Still, some debate remains about the likelihood of indirect transmission via surfaces and fomites. There have been instances when people have speculated on SARS-CoV-2 traveling on frozen packages. But these cases are few and far between, and there is still no real “smoking gun” for a widespread outbreak event where surface/fomite transmission has been the suspected culprit.
The outcome of these public health debates are of no direct consequence for our work, because we never made any specific claim about how SARS-CoV-2 was playing out in any particular place.

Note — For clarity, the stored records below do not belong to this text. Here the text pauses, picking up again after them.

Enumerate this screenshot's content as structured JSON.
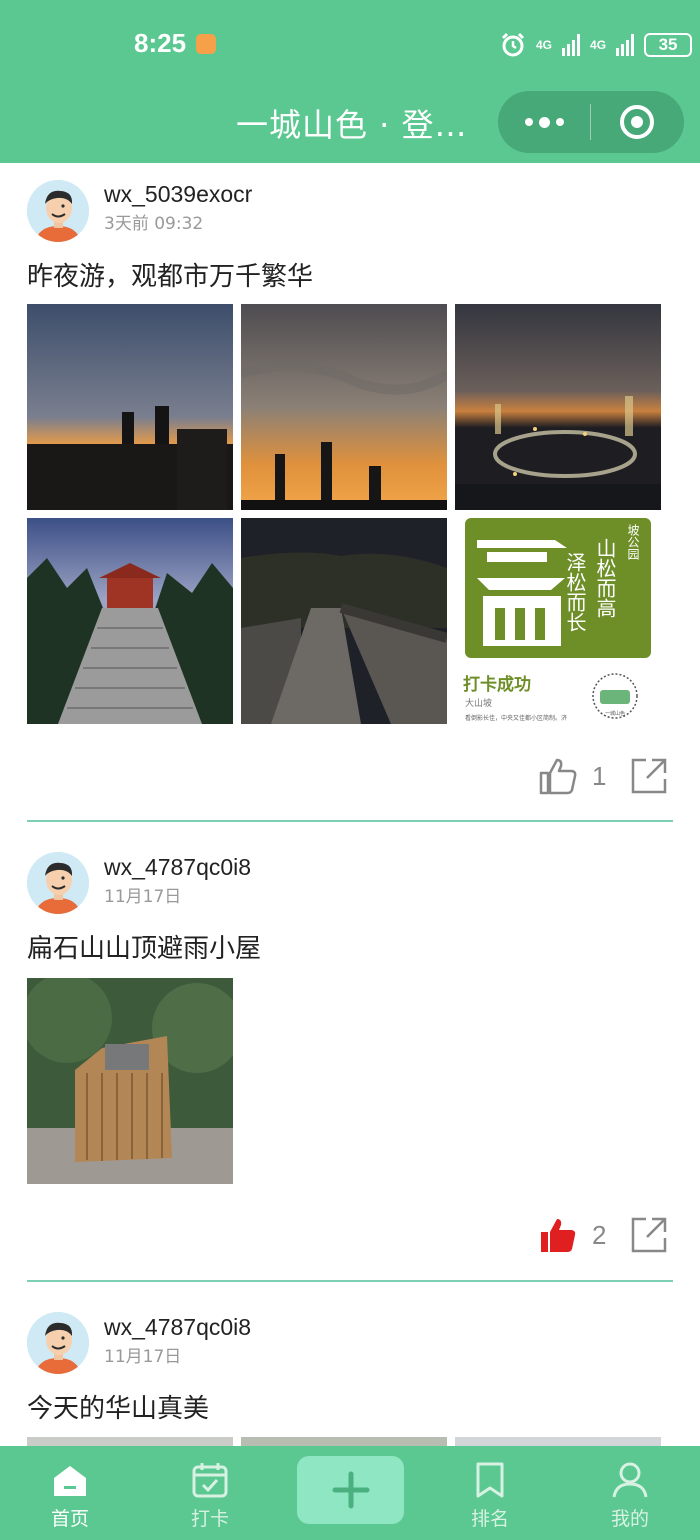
{
  "status_bar": {
    "time": "8:25",
    "network_1": "4G",
    "network_2": "4G",
    "battery": "35"
  },
  "nav": {
    "title": "一城山色 · 登…"
  },
  "posts": [
    {
      "username": "wx_5039exocr",
      "time": "3天前 09:32",
      "content": "昨夜游，观都市万千繁华",
      "like_count": "1",
      "liked": false,
      "images": [
        "city-dusk-1",
        "city-dusk-2",
        "city-night-aerial",
        "pavilion-stairs",
        "great-wall-night",
        "checkin-card"
      ],
      "checkin_card": {
        "calligraphy_line1": "山松而高",
        "calligraphy_line2": "泽松而长",
        "badge": "坡公园",
        "success_text": "打卡成功",
        "location": "大山坡",
        "footer": "看倒影长佳，中央又佳都小区简制。济",
        "logo_text": "一城山色"
      }
    },
    {
      "username": "wx_4787qc0i8",
      "time": "11月17日",
      "content": "扁石山山顶避雨小屋",
      "like_count": "2",
      "liked": true,
      "images": [
        "wooden-hut"
      ]
    },
    {
      "username": "wx_4787qc0i8",
      "time": "11月17日",
      "content": "今天的华山真美",
      "images": [
        "mountain-1",
        "mountain-2",
        "mountain-3"
      ]
    }
  ],
  "tabbar": {
    "items": [
      {
        "label": "首页",
        "icon": "home-icon"
      },
      {
        "label": "打卡",
        "icon": "calendar-check-icon"
      },
      {
        "label": "",
        "icon": "plus-icon"
      },
      {
        "label": "排名",
        "icon": "bookmark-icon"
      },
      {
        "label": "我的",
        "icon": "user-icon"
      }
    ]
  },
  "colors": {
    "brand": "#5ac890",
    "capsule": "#47a878",
    "divider": "#7fcfb6",
    "liked": "#e02020"
  }
}
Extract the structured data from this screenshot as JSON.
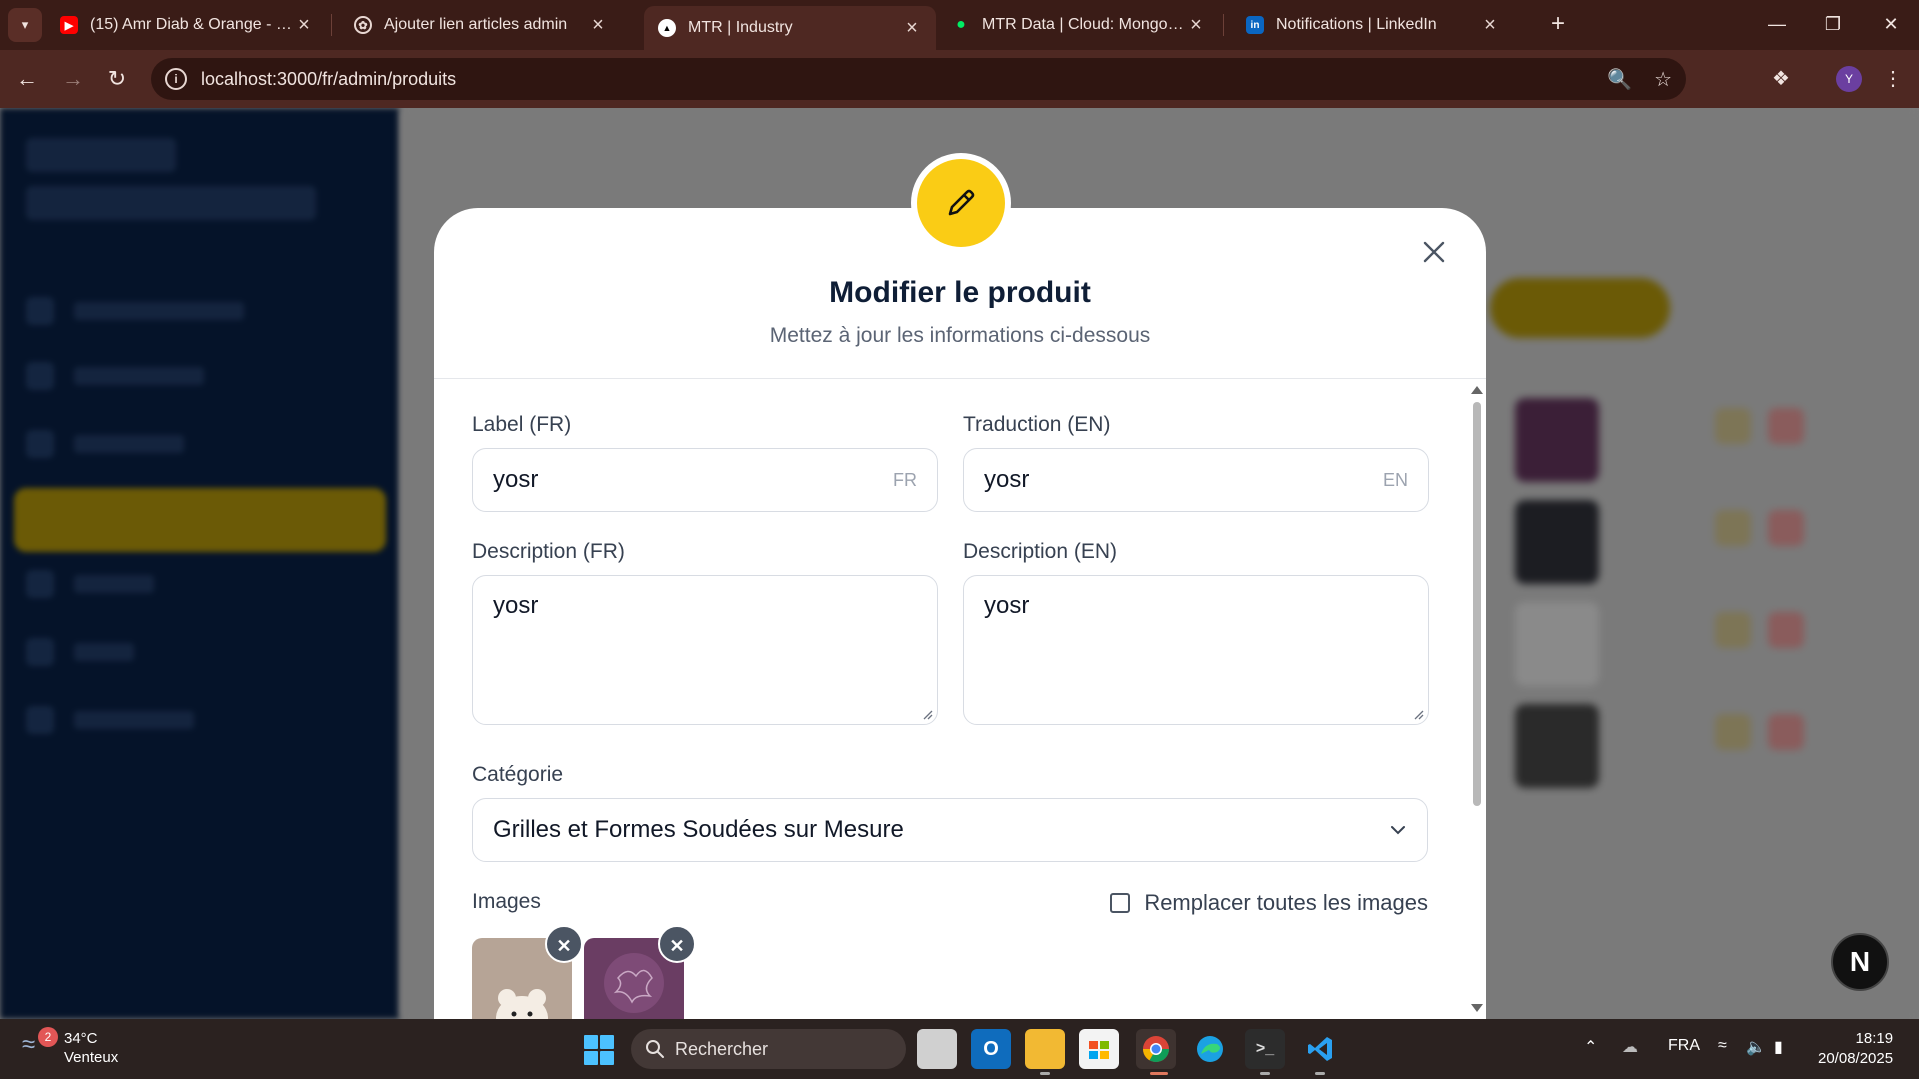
{
  "browser": {
    "tabs": [
      {
        "title": "(15) Amr Diab & Orange - Khat",
        "icon": "youtube-icon"
      },
      {
        "title": "Ajouter lien articles admin",
        "icon": "chatgpt-icon"
      },
      {
        "title": "MTR | Industry",
        "icon": "vercel-icon"
      },
      {
        "title": "MTR Data | Cloud: MongoDB Cl",
        "icon": "mongodb-icon"
      },
      {
        "title": "Notifications | LinkedIn",
        "icon": "linkedin-icon"
      }
    ],
    "url": "localhost:3000/fr/admin/produits",
    "profile_initial": "Y"
  },
  "modal": {
    "title": "Modifier le produit",
    "subtitle": "Mettez à jour les informations ci-dessous",
    "fields": {
      "label_fr": {
        "label": "Label (FR)",
        "value": "yosr",
        "suffix": "FR"
      },
      "label_en": {
        "label": "Traduction (EN)",
        "value": "yosr",
        "suffix": "EN"
      },
      "desc_fr": {
        "label": "Description (FR)",
        "value": "yosr"
      },
      "desc_en": {
        "label": "Description (EN)",
        "value": "yosr"
      },
      "category": {
        "label": "Catégorie",
        "value": "Grilles et Formes Soudées sur Mesure"
      },
      "images": {
        "label": "Images",
        "replace_label": "Remplacer toutes les images",
        "replace_checked": false
      }
    },
    "accent_color": "#facc15"
  },
  "overlay_badge": "N",
  "taskbar": {
    "weather_temp": "34°C",
    "weather_desc": "Venteux",
    "weather_badge": "2",
    "search_placeholder": "Rechercher",
    "language": "FRA",
    "time": "18:19",
    "date": "20/08/2025"
  }
}
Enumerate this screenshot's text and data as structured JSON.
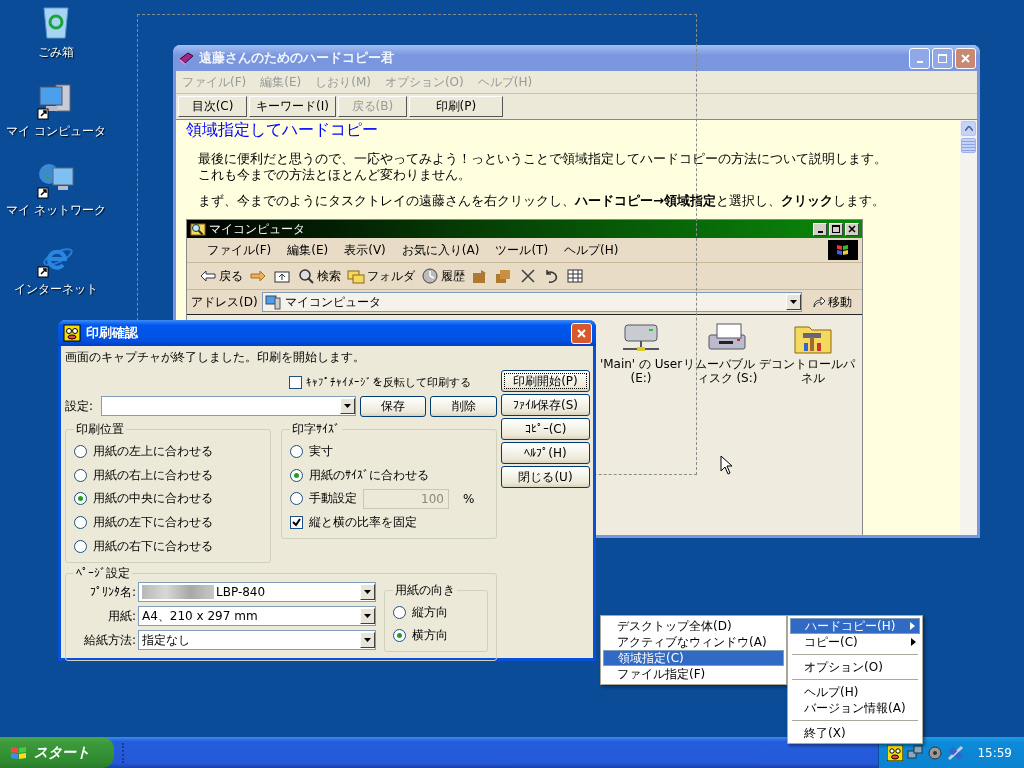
{
  "desktop_icons": [
    {
      "kind": "recycle",
      "label": "ごみ箱"
    },
    {
      "kind": "computer",
      "label": "マイ コンピュータ"
    },
    {
      "kind": "network",
      "label": "マイ ネットワーク"
    },
    {
      "kind": "browser",
      "label": "インターネット"
    }
  ],
  "main_window": {
    "title": "遠藤さんのためのハードコピー君",
    "menu": [
      "ファイル(F)",
      "編集(E)",
      "しおり(M)",
      "オプション(O)",
      "ヘルプ(H)"
    ],
    "toolbar": [
      {
        "label": "目次(C)",
        "disabled": false
      },
      {
        "label": "キーワード(I)",
        "disabled": false
      },
      {
        "label": "戻る(B)",
        "disabled": true
      },
      {
        "label": "印刷(P)",
        "disabled": false
      }
    ],
    "heading": "領域指定してハードコピー",
    "paragraphs": [
      [
        "最後に便利だと思うので、一応やってみよう！っということで領域指定してハードコピーの方法について説明します。",
        "これも今までの方法とほとんど変わりません。"
      ],
      [
        "まず、今までのようにタスクトレイの遠藤さんを右クリックし、**ハードコピー→領域指定**と選択し、**クリック**します。"
      ]
    ]
  },
  "explorer": {
    "title": "マイコンピュータ",
    "menu": [
      "ファイル(F)",
      "編集(E)",
      "表示(V)",
      "お気に入り(A)",
      "ツール(T)",
      "ヘルプ(H)"
    ],
    "toolbar": [
      {
        "kind": "back",
        "label": "戻る"
      },
      {
        "kind": "forward"
      },
      {
        "kind": "up"
      },
      {
        "kind": "search",
        "label": "検索"
      },
      {
        "kind": "folders",
        "label": "フォルダ"
      },
      {
        "kind": "history",
        "label": "履歴"
      },
      {
        "kind": "move"
      },
      {
        "kind": "copy"
      },
      {
        "kind": "delete"
      },
      {
        "kind": "undo"
      },
      {
        "kind": "views"
      }
    ],
    "address_label": "アドレス(D)",
    "address": "マイコンピュータ",
    "go": "移動",
    "items": [
      {
        "kind": "network-drive",
        "label": "'Main' の User (E:)"
      },
      {
        "kind": "removable",
        "label": "リムーバブル ディスク (S:)"
      },
      {
        "kind": "control-panel",
        "label": "コントロールパネル"
      }
    ]
  },
  "print_dialog": {
    "title": "印刷確認",
    "message": "画面のキャプチャが終了しました。印刷を開始します。",
    "invert": {
      "label": "ｷｬﾌﾟﾁｬｲﾒｰｼﾞを反転して印刷する",
      "checked": false
    },
    "preset_label": "設定:",
    "preset_buttons": [
      "保存",
      "削除"
    ],
    "side_buttons": [
      {
        "label": "印刷開始(P)",
        "default": true
      },
      {
        "label": "ﾌｧｲﾙ保存(S)",
        "default": false
      },
      {
        "label": "ｺﾋﾟｰ(C)",
        "default": false
      },
      {
        "label": "ﾍﾙﾌﾟ(H)",
        "default": false
      },
      {
        "label": "閉じる(U)",
        "default": false
      }
    ],
    "position": {
      "title": "印刷位置",
      "options": [
        {
          "label": "用紙の左上に合わせる",
          "selected": false
        },
        {
          "label": "用紙の右上に合わせる",
          "selected": false
        },
        {
          "label": "用紙の中央に合わせる",
          "selected": true
        },
        {
          "label": "用紙の左下に合わせる",
          "selected": false
        },
        {
          "label": "用紙の右下に合わせる",
          "selected": false
        }
      ]
    },
    "size": {
      "title": "印字ｻｲｽﾞ",
      "options": [
        {
          "label": "実寸",
          "selected": false
        },
        {
          "label": "用紙のｻｲｽﾞに合わせる",
          "selected": true
        },
        {
          "label": "手動設定",
          "selected": false,
          "value": "100",
          "unit": "%",
          "disabled": true
        }
      ],
      "keep_ratio": {
        "label": "縦と横の比率を固定",
        "checked": true
      }
    },
    "page": {
      "title": "ﾍﾟｰｼﾞ設定",
      "fields": [
        {
          "label": "ﾌﾟﾘﾝﾀ名:",
          "value": "LBP-840",
          "redacted": true
        },
        {
          "label": "用紙:",
          "value": "A4、210 x 297 mm",
          "redacted": false
        },
        {
          "label": "給紙方法:",
          "value": "指定なし",
          "redacted": false
        }
      ],
      "orientation": {
        "title": "用紙の向き",
        "options": [
          {
            "label": "縦方向",
            "selected": false
          },
          {
            "label": "横方向",
            "selected": true
          }
        ]
      }
    }
  },
  "submenu": {
    "items": [
      {
        "label": "デスクトップ全体(D)",
        "selected": false
      },
      {
        "label": "アクティブなウィンドウ(A)",
        "selected": false
      },
      {
        "label": "領域指定(C)",
        "selected": true
      },
      {
        "label": "ファイル指定(F)",
        "selected": false
      }
    ]
  },
  "tray_menu": {
    "items": [
      {
        "kind": "item",
        "label": "ハードコピー(H)",
        "submenu": true,
        "selected": true
      },
      {
        "kind": "item",
        "label": "コピー(C)",
        "submenu": true,
        "selected": false
      },
      {
        "kind": "separator"
      },
      {
        "kind": "item",
        "label": "オプション(O)",
        "submenu": false,
        "selected": false
      },
      {
        "kind": "separator"
      },
      {
        "kind": "item",
        "label": "ヘルプ(H)",
        "submenu": false,
        "selected": false
      },
      {
        "kind": "item",
        "label": "バージョン情報(A)",
        "submenu": false,
        "selected": false
      },
      {
        "kind": "separator"
      },
      {
        "kind": "item",
        "label": "終了(X)",
        "submenu": false,
        "selected": false
      }
    ]
  },
  "taskbar": {
    "start": "スタート",
    "clock": "15:59"
  }
}
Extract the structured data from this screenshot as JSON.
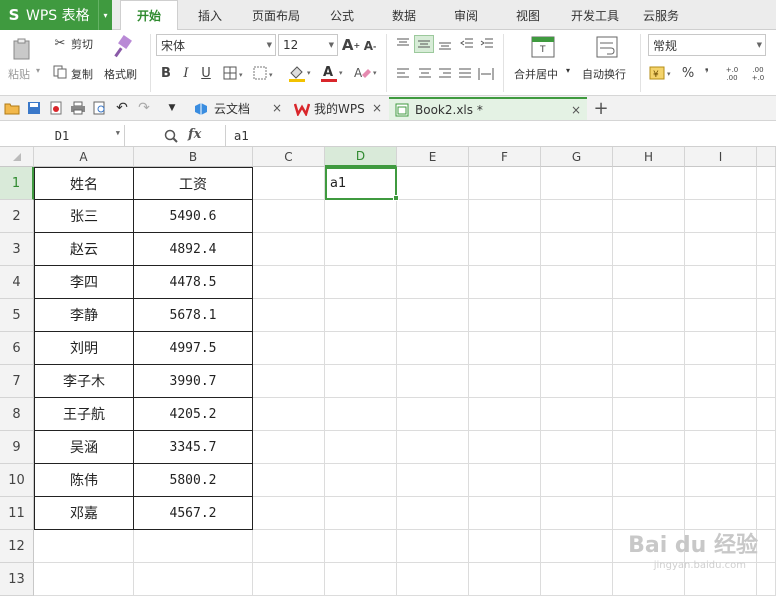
{
  "app": {
    "logo": "S",
    "title": "WPS 表格",
    "arrow": "▾"
  },
  "menu_tabs": [
    "开始",
    "插入",
    "页面布局",
    "公式",
    "数据",
    "审阅",
    "视图",
    "开发工具",
    "云服务"
  ],
  "ribbon": {
    "paste": "粘贴",
    "cut": "剪切",
    "copy": "复制",
    "format_painter": "格式刷",
    "font_name": "宋体",
    "font_size": "12",
    "merge_center": "合并居中",
    "wrap_text": "自动换行",
    "number_format": "常规",
    "percent": "%",
    "comma": "❜",
    "inc_decimal": "+.0 .00",
    "dec_decimal": ".00 +.0"
  },
  "doc_tabs": [
    {
      "label": "云文档"
    },
    {
      "label": "我的WPS"
    },
    {
      "label": "Book2.xls *"
    }
  ],
  "formula_bar": {
    "cell_ref": "D1",
    "fx": "fx",
    "content": "a1"
  },
  "columns": [
    "A",
    "B",
    "C",
    "D",
    "E",
    "F",
    "G",
    "H",
    "I"
  ],
  "rows": [
    "1",
    "2",
    "3",
    "4",
    "5",
    "6",
    "7",
    "8",
    "9",
    "10",
    "11",
    "12",
    "13"
  ],
  "table": {
    "header": {
      "name": "姓名",
      "salary": "工资"
    },
    "records": [
      {
        "name": "张三",
        "salary": "5490.6"
      },
      {
        "name": "赵云",
        "salary": "4892.4"
      },
      {
        "name": "李四",
        "salary": "4478.5"
      },
      {
        "name": "李静",
        "salary": "5678.1"
      },
      {
        "name": "刘明",
        "salary": "4997.5"
      },
      {
        "name": "李子木",
        "salary": "3990.7"
      },
      {
        "name": "王子航",
        "salary": "4205.2"
      },
      {
        "name": "吴涵",
        "salary": "3345.7"
      },
      {
        "name": "陈伟",
        "salary": "5800.2"
      },
      {
        "name": "邓嘉",
        "salary": "4567.2"
      }
    ]
  },
  "active_cell": {
    "ref": "D1",
    "value": "a1"
  },
  "watermark": {
    "main": "Bai du 经验",
    "sub": "jingyan.baidu.com"
  },
  "colors": {
    "accent": "#3f9a3f",
    "font_color": "#d9262b",
    "fill_color": "#f2c200"
  }
}
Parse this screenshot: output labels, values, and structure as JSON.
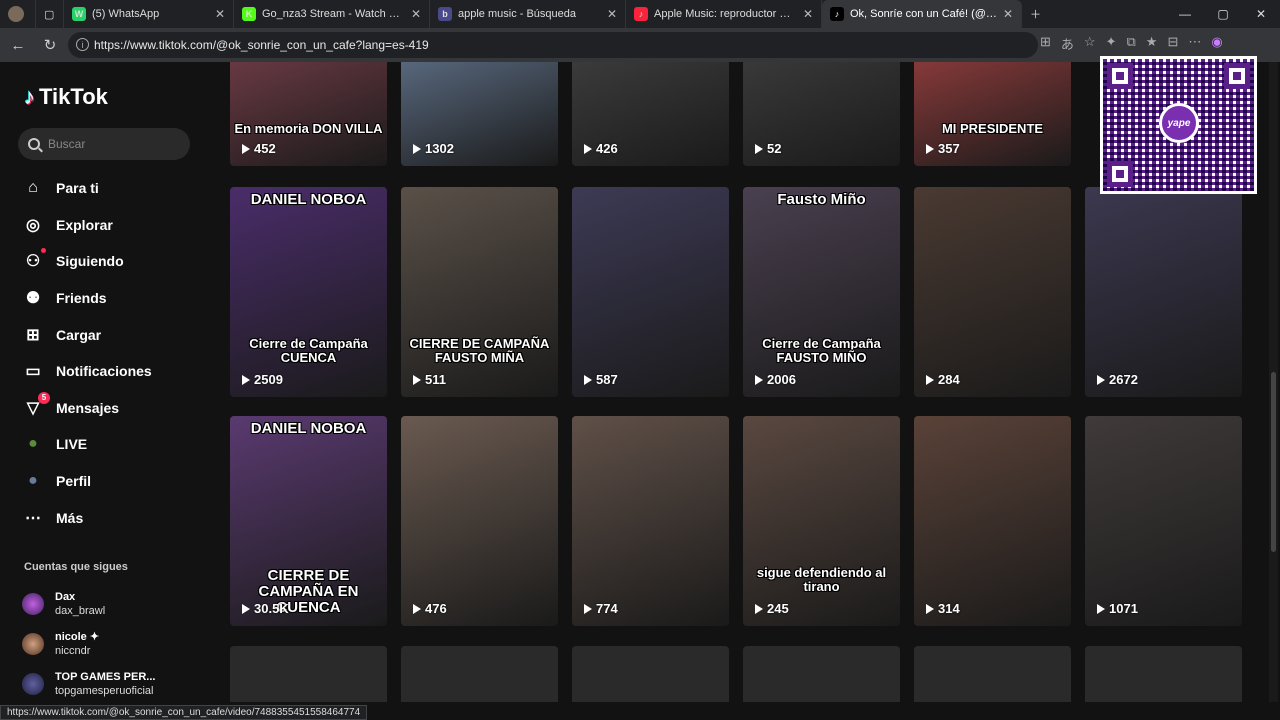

Again: we only used the data to explore the broader question about surface composition and epidemic severity.
But like we discussed earlier: our model might be meaningful for other reasons: maybe we’ve stumbled on something interesting about the heterogeneity in disease transmission across settings.
What is almost certainly true is that different places may have different styles of epidemic, defined by different parameters that underlie transmission events. Our model has at least helped us (as in, the research team), and hopefully can help others, reconsider how this heterogeneity plays out from setting to setting.
So in the end, we started with data from the pandemic, and built a model to explore how surface composition influences the outbreak dynamics.
Through our research, we were successful (I hope) in using a real-world pandemic to address basic questions in the ecology of infectious disease. Instead of “carpetbagging,” where one can over-apply a skill set to a problem out of their lane, we “reverse carpetbagged” — used the topic that everyone else was studying to address questions of broad relevance.
A criticism: one might suggest that its unethical to use a real-world problem to ask theoretical questions.
But is it?
Well, of course not.
Part of the problem with the COVID-19 pandemic...or rather...one of the causes of the pandemic (in some ways) is our collective naivete about how emerging infectious diseases occur.
SARS-CoV-2 is not the last of the emerging infectious diseases. Hell, it may not be the last of the emerging coronaviruses within the next decade. And so, while we need to understand how to treat, manage, and properly disseminate a vaccine for SARS-CoV-2, the pandemic has taught us something else: our basic understanding of pandemic science has long way to go.
The data on SARS-CoV-2 is some of the best in existence. Never before have we collected more data on a live pandemic as it unfolded. Within this data are the means to address questions that might be relevant for other pandemics, past, present and future.
As I remain,
Big. Data. Kane.
November 28, 2020
There is a companion paper (see below) on this topic that we also published in the fall of 2020 (fittingly, the companion paper actually hit print before the paper it was a companion to….LOL. There’s a chance we’ll write a short piece on that as well. More soon!)
Gomez, Lourdes M., et al. “The Epidemiological Signature of Pathogen Populations That Vary in the Relationship between Free-Living Parasite Survival and Virulence.” Viruses 12.9 (2020): 1055.Available here (open-access)